A team of researchers from the Department of Energy’s Lawrence Berkeley National Laboratory (Berkeley Lab) and the University of Massachusetts Amherst has built “water-walking” liquid robots that, like tiny submarines, dive below water to retrieve precious chemicals and then surface to deliver chemicals ashore again and again.
The technology is the first self-powered aqueous robot that can work autonomously and continuously without needing electrical inputs. It has the potential as an automated chemical synthesis or drug delivery system for pharmaceuticals.
“We have broken a barrier in designing a liquid robotic system that can operate autonomously by using chemistry to control an object’s buoyancy,” said senior author Tom Russell, a visiting faculty scientist and professor of polymer science and engineering from the University of Massachusetts Amherst.
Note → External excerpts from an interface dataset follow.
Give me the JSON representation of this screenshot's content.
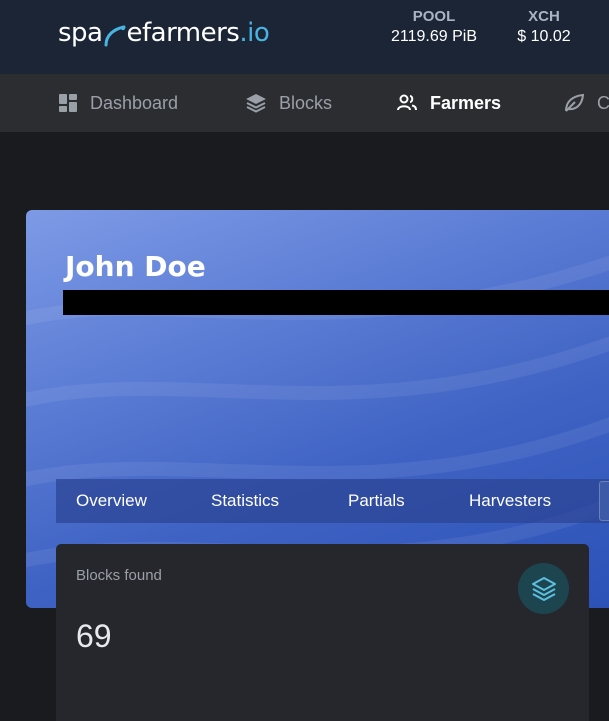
{
  "header": {
    "logo_main": "spacefarmers",
    "logo_suffix": ".io",
    "pool_label": "POOL",
    "pool_value": "2119.69 PiB",
    "xch_label": "XCH",
    "xch_value": "$ 10.02",
    "logo_accent_color": "#47b4e2"
  },
  "nav": {
    "items": [
      {
        "label": "Dashboard",
        "icon": "grid-icon",
        "active": false
      },
      {
        "label": "Blocks",
        "icon": "layers-icon",
        "active": false
      },
      {
        "label": "Farmers",
        "icon": "users-icon",
        "active": true
      },
      {
        "label": "C",
        "icon": "leaf-icon",
        "active": false
      }
    ]
  },
  "profile": {
    "name": "John Doe"
  },
  "tabs": [
    {
      "label": "Overview"
    },
    {
      "label": "Statistics"
    },
    {
      "label": "Partials"
    },
    {
      "label": "Harvesters"
    }
  ],
  "stats_card": {
    "label": "Blocks found",
    "value": "69",
    "icon": "layers-icon",
    "icon_color": "#5bc0de"
  }
}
This isn’t the first time “liquibots” have been demonstrated. In previous studies, other researchers demonstrated liquibots that autonomously perform a task, but just once; and some liquibots can perform a task continuously but need electricity to keep on running. In contrast, “we don’t have to provide electrical energy because our liquibots get their power or ‘food’ chemically from the surrounding media,” Russell explained.
The liquibots look like little open sacks and are just 2 millimeters in diameter. Because they are denser than the solution, the liquibots cluster in the middle of the solution, where they fill up with select chemicals. This triggers a reaction that generates oxygen bubbles, which like little balloons, lift the liquibot up to the surface. Another reaction pulls the liquibots to the rim of a container, where they “land” and offload their cargo.
The liquid robots go back and forth, like the pendulum of a clock, and can run continuously as long as there is “food” in the system.
An array of liquibots could do multiple jobs at the same time, depending on their formulation. For example, some liquibots could detect different types of gas in the environment, while others react to specific types of chemicals. The technology may also enable autonomous, continuous robotic systems that screen small chemical samples for clinical applications or drug discovery and drug synthesis applications.
As the next step, the researchers plan to investigate how to scale up the technology for larger systems and explore how it would work on solid surfaces.